Sociodemographic and Clinical Profile of a Cohort of Males with Becker Muscular Dystrophy



Poster Number: T302


Natalie Street, MS, CGC, Centers for Disease Control and Prevention, Hollie Clark, PhD, Centers for Disease Control and Prevention, Shannon Kilburn, MS, New York State Department of Health, Julia Finn, MS, Oak Ridge Institute for Science and Education, Centers for Disease Control and Prevention, Katherine Mathews, MD, FAAN, University of Iowa, Aida Soim, PhD, MD, New York State Department of Health, Pangaja Paramsothy, PhD, MPH, Centers for Disease Control and Prevention

We expanded upon previous studies from clinics or registries by using U.S. population-based surveillance data to describe sociodemographic and clinical characteristics of males with childhood-onset Becker muscular dystrophy (BMD).

Using data from five sites in the Muscular Dystrophy Surveillance, Tracking, and Research Network (MD STARnet), we performed a descriptive analysis to determine sociodemographic features and median ages at which individuals with BMD reached clinical milestones and received interventions. We included males who were born and diagnosed with a dystrophinopathy during 1982-2011, had definite or probable BMD, and were aged ≥16 years at last clinic visit.

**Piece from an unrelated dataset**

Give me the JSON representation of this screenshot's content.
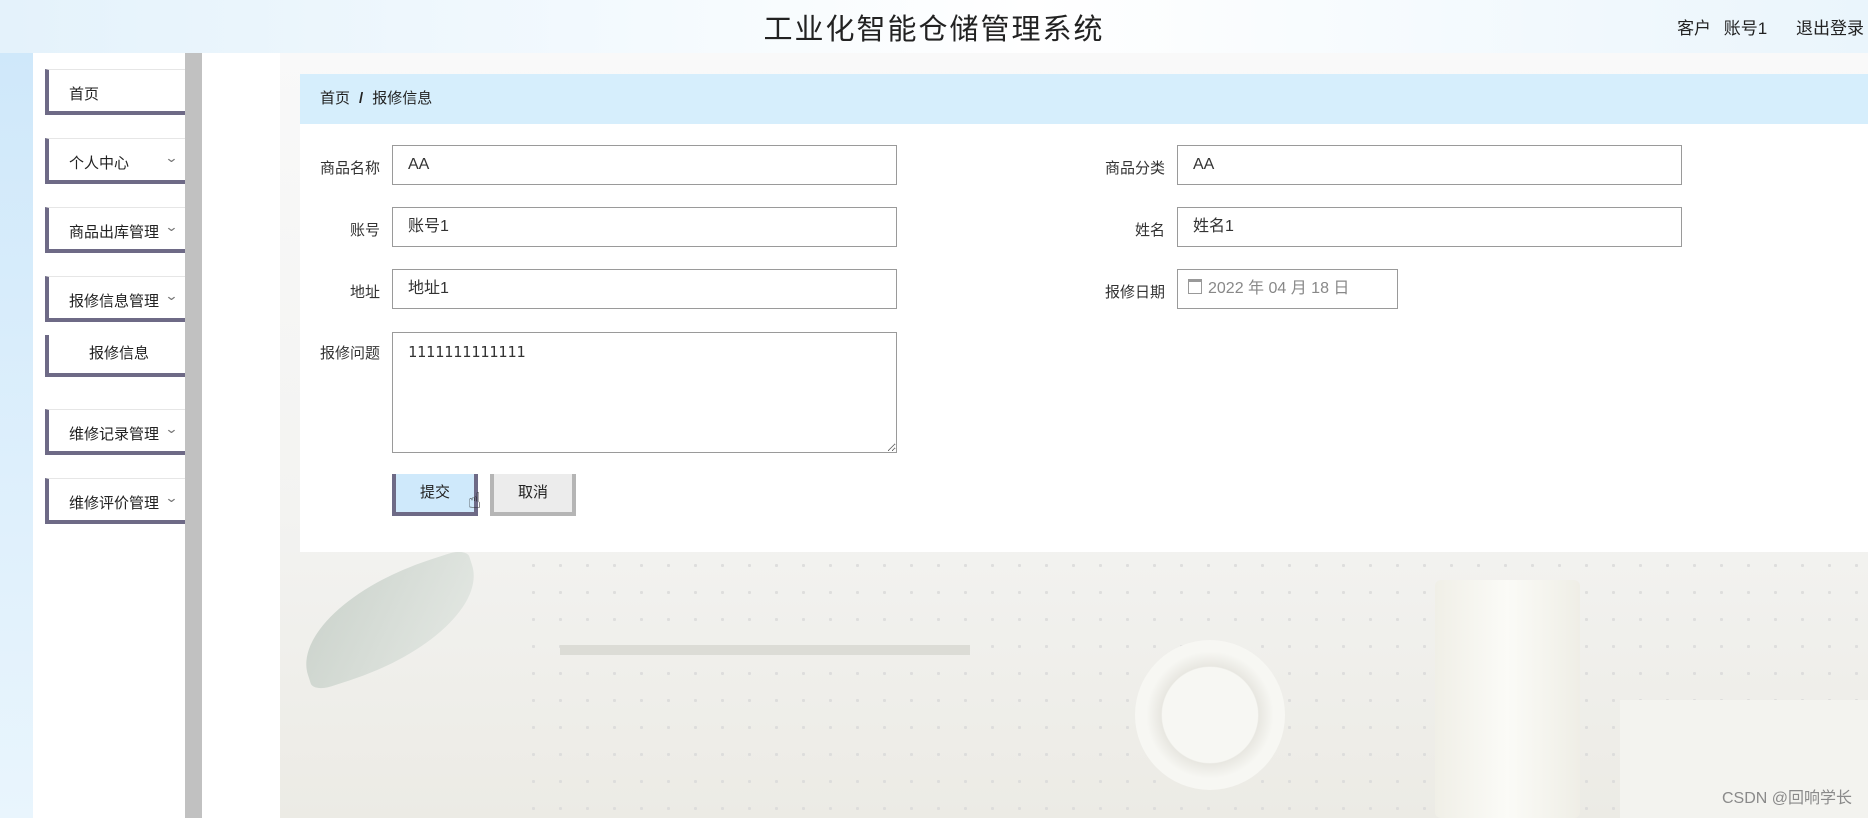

Males were followed through 2011 (two sites) or 2016 (three sites). We examined vital status, race/ethnicity, and health insurance and calculated percentages and median ages for reaching clinical milestones (ambulation loss, impaired pulmonary or cardiac function) and initiating interventions (invasive/noninvasive ventilation, corticosteroids, musculoskeletal surgeries).

Among 74 males with BMD, median age at last clinic visit was 21 years (range: 16-35); 68% were Non-Hispanic White, and 95% were living. Forty-three percent had private health insurance, 28% had public, and 19% had both. Nearly one-quarter (23%) had ceased ambulation; median age at ambulation loss was 18 years (range: 13-31). Thirty-two percent had ever taken corticosteroids; median age at initiation was 10 years (range: 6-30). Fifteen percent ever had a forced vital capacity (FVC) value <50%; median age at first FVC<50% was 19 years (range: 14-28), and 11% had ever used ventilation. Thirty-seven percent ever had an abnormal echocardiogram; median age at first abnormal echocardiogram was 17 years (range: 10-32). Eleven males (15%) had tendon release or scoliosis surgery. Among males with BMD with a median age of 21 most were still ambulating; a minority had impaired pulmonary and cardiac function. These data can be used to help determine healthcare needs of this population.